    Ben Yarmolinsky has written chamber music, choral music, musical theater works, orchestral music, film scores, and six operas. Before graduating from Harvard in 1977, Yarmolinsky had two years of private study with Nadia Boulanger in Paris. From 1978 through 1982, he lived in Morocco where he taught music at the American School of Tangier, immersed himself in the local music, and was friendly with Paul Bowles. On returning to New York, he studied composition with David Del Tredici, Robert Starer, and Ned Rorem. In 1991, he received the Ph.D. in music from the City University of New York, and is a professor of music at the Bronx Community College.

    Sinfonia New York was founded in 2007 by Christine Gummere, Artistic Director and baroque cellist, and Sandra Miller, baroque flutist. Since its debut on October 1, 2007 at Town Hall, Sinfonia has given four concerts in New York City. At Town Hall they gave a "spirited" and "deft" reading of his "Harmoniemesse" (all quotes from The New York Times). In May 2008 they gave "lithe and gracious" performances of Mozart and Haydn at the Society for Ethical Culture. In October 2008 they joined the St. Thomas Choir for Mozart's Requiem and the U.S. premiere of Franz Xaver Richter's Mass in A -- "a terrific concert." In May 2009 they performed "The Art of the Chaconne" with Baroque dancers at Ethical Culture -- "impeccable, thoughtfully shaped, dramatically taut."

    John Scott, Music Director of Sinfonia New York, received diplomas from the Royal College of Organists.
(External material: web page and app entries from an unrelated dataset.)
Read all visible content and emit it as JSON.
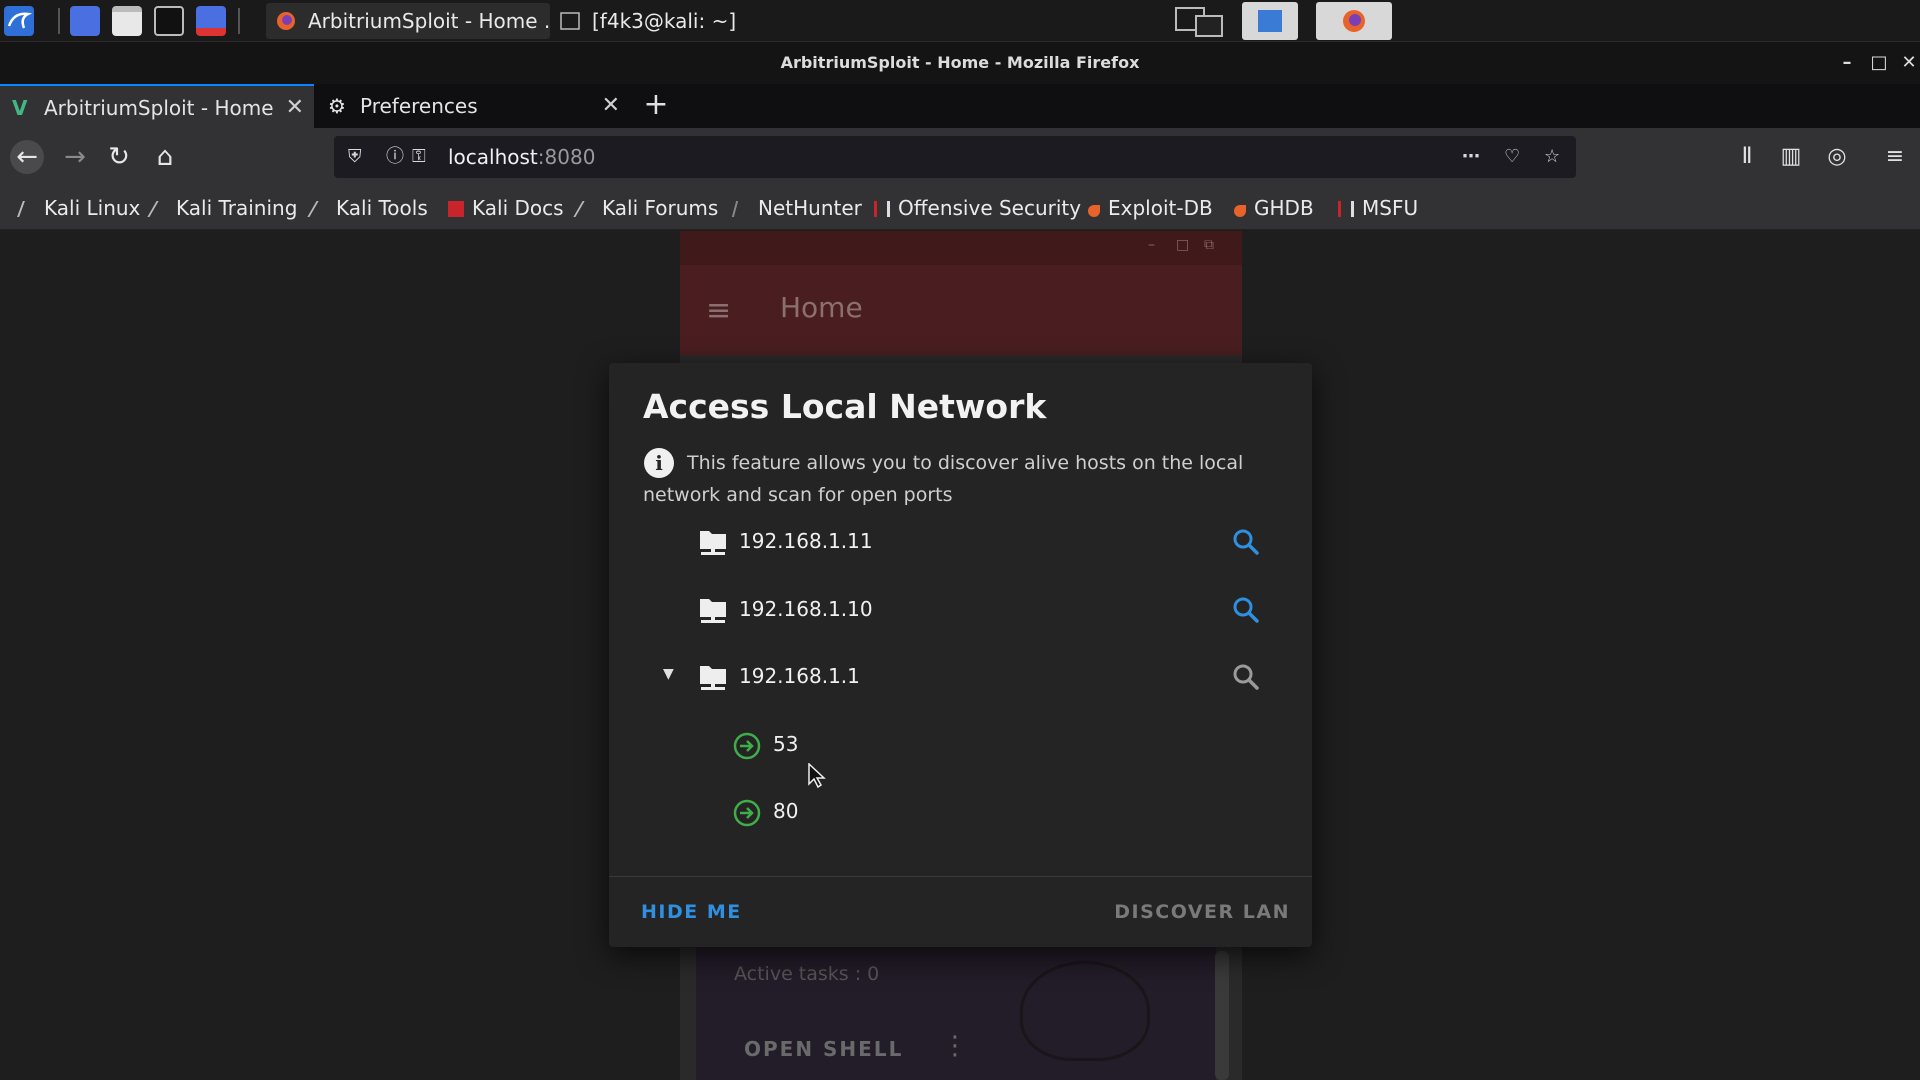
{
  "taskbar": {
    "tasks": [
      {
        "label": "ArbitriumSploit - Home ..."
      },
      {
        "label": "[f4k3@kali: ~]"
      }
    ]
  },
  "window": {
    "title": "ArbitriumSploit - Home - Mozilla Firefox"
  },
  "tabs": [
    {
      "label": "ArbitriumSploit - Home",
      "icon": "v-logo-icon",
      "active": true
    },
    {
      "label": "Preferences",
      "icon": "gear-icon",
      "active": false
    }
  ],
  "urlbar": {
    "host": "localhost",
    "port": ":8080"
  },
  "bookmarks": [
    {
      "label": "Kali Linux",
      "icon": "kali-dragon-icon"
    },
    {
      "label": "Kali Training",
      "icon": "kali-dragon-icon"
    },
    {
      "label": "Kali Tools",
      "icon": "kali-dragon-icon"
    },
    {
      "label": "Kali Docs",
      "icon": "kali-docs-icon"
    },
    {
      "label": "Kali Forums",
      "icon": "kali-dragon-icon"
    },
    {
      "label": "NetHunter",
      "icon": "nethunter-icon"
    },
    {
      "label": "Offensive Security",
      "icon": "offsec-icon"
    },
    {
      "label": "Exploit-DB",
      "icon": "exploitdb-icon"
    },
    {
      "label": "GHDB",
      "icon": "ghdb-icon"
    },
    {
      "label": "MSFU",
      "icon": "offsec-icon"
    }
  ],
  "background_app": {
    "header_title": "Home",
    "active_tasks": "Active tasks : 0",
    "open_shell": "OPEN SHELL"
  },
  "dialog": {
    "title": "Access Local Network",
    "description": "This feature allows you to discover alive hosts on the local network and scan for open ports",
    "hosts": [
      {
        "ip": "192.168.1.11",
        "expanded": false,
        "scan_color": "#2f8fe0"
      },
      {
        "ip": "192.168.1.10",
        "expanded": false,
        "scan_color": "#2f8fe0"
      },
      {
        "ip": "192.168.1.1",
        "expanded": true,
        "scan_color": "#9a9a9a"
      }
    ],
    "ports": [
      "53",
      "80"
    ],
    "hide_label": "HIDE ME",
    "discover_label": "DISCOVER LAN"
  },
  "colors": {
    "accent": "#2f8fe0",
    "port_icon": "#3fae49",
    "header_red": "#4a1e20"
  }
}
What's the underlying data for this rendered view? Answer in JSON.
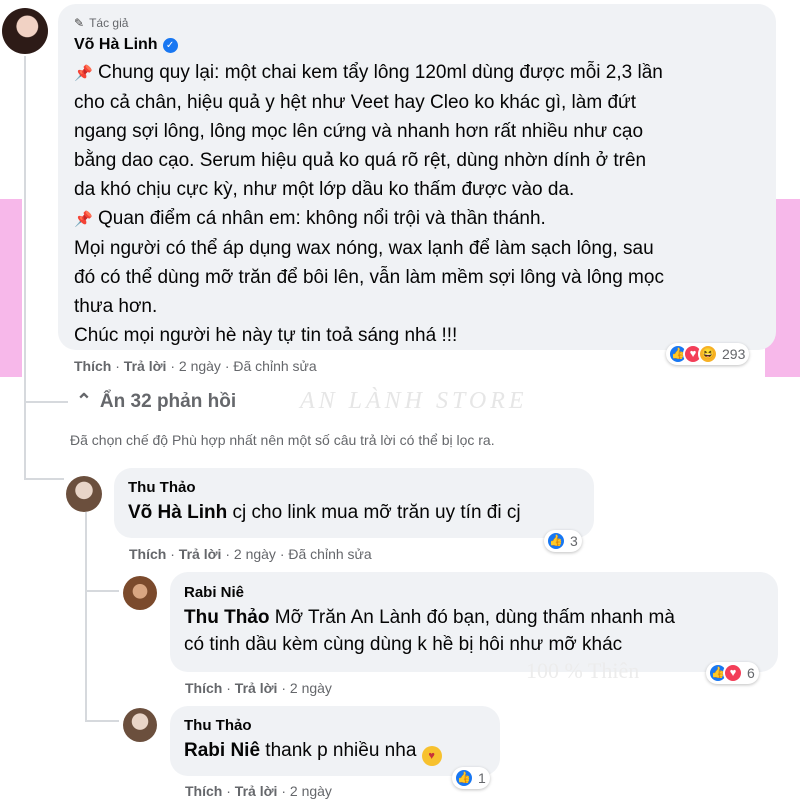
{
  "main_comment": {
    "author_tag": "Tác giả",
    "author_name": "Võ Hà Linh",
    "lines": [
      "Chung quy lại: một chai kem tẩy lông 120ml dùng được mỗi 2,3 lần",
      "cho cả chân, hiệu quả y hệt như Veet hay Cleo ko khác gì, làm đứt",
      "ngang sợi lông, lông mọc lên cứng và nhanh hơn rất nhiều như cạo",
      "bằng dao cạo. Serum hiệu quả ko quá rõ rệt, dùng nhờn dính ở trên",
      "da khó chịu cực kỳ, như một lớp dầu ko thấm được vào da.",
      "Quan điểm cá nhân em: không nổi trội và thần thánh.",
      "Mọi người có thể áp dụng wax nóng, wax lạnh để làm sạch lông, sau",
      "đó có thể dùng mỡ trăn để bôi lên, vẫn làm mềm sợi lông và lông mọc",
      "thưa hơn.",
      "Chúc mọi người hè này tự tin toả sáng nhá !!!"
    ],
    "like_label": "Thích",
    "reply_label": "Trả lời",
    "time": "2 ngày",
    "edited": "Đã chỉnh sửa",
    "reaction_count": "293"
  },
  "hide_replies": "Ẩn 32 phản hồi",
  "watermark": "AN LÀNH STORE",
  "watermark2": "100 % Thiên",
  "filter_note": "Đã chọn chế độ Phù hợp nhất nên một số câu trả lời có thể bị lọc ra.",
  "replies": [
    {
      "name": "Thu Thảo",
      "mention": "Võ Hà Linh",
      "text": " cj cho link mua mỡ trăn uy tín đi cj",
      "like_label": "Thích",
      "reply_label": "Trả lời",
      "time": "2 ngày",
      "edited": "Đã chỉnh sửa",
      "reaction_count": "3"
    },
    {
      "name": "Rabi Niê",
      "mention": "Thu Thảo",
      "text_line1": " Mỡ Trăn An Lành đó bạn, dùng thấm nhanh mà",
      "text_line2": "có tinh dầu kèm cùng dùng k hề bị hôi như mỡ khác",
      "like_label": "Thích",
      "reply_label": "Trả lời",
      "time": "2 ngày",
      "reaction_count": "6"
    },
    {
      "name": "Thu Thảo",
      "mention": "Rabi Niê",
      "text": " thank p nhiều nha",
      "like_label": "Thích",
      "reply_label": "Trả lời",
      "time": "2 ngày",
      "reaction_count": "1"
    }
  ],
  "icons": {
    "pin": "pushpin-icon",
    "verified": "verified-badge-icon",
    "like": "like-reaction-icon",
    "love": "love-reaction-icon",
    "haha": "haha-reaction-icon",
    "chevron": "chevron-up-icon",
    "pen": "pen-icon",
    "kiss": "kiss-emoji-icon"
  },
  "colors": {
    "bubble": "#f0f2f5",
    "meta_text": "#65676b",
    "like_blue": "#1877f2",
    "love_red": "#f33e58",
    "pink_overlay": "#f7b8ea"
  }
}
Upon graduation from Cambridge University he was appointed Assistant Organist at Southwark and Saint Paul's Cathedrals, London. He served the latter for an unbroken tenure of 25 years, becoming Organist and Director of Music in 1990. In 2004 he assumed the post of Organist and Director of Music at Saint Thomas Church Fifth Avenue, New York City. Mr. Scott, a renowned organist, also tours the planet as a recitalist.

    Versatile conductor Mark Shapiro is one of a handful of conductors in North America to have won a prestigious ASCAP Programming Award four times. Shapiro is Artistic Director of Cantori New York and the Monmouth Civic Chorus. This season he conducted Poulenc’s opera Les Mamelles de Tirésias at the Juilliard School; Handel’s Saul in the 5000-seat Roman amphitheater in Vaison-la-Romaine, France; and the St. Cecilia Chorus in Carnegie Hall. Shapiro’s opera credits include American Opera Projects, the Center for Contemporary Opera, Metro Lyric Opera, and the Opera Company of Middlebury (VT).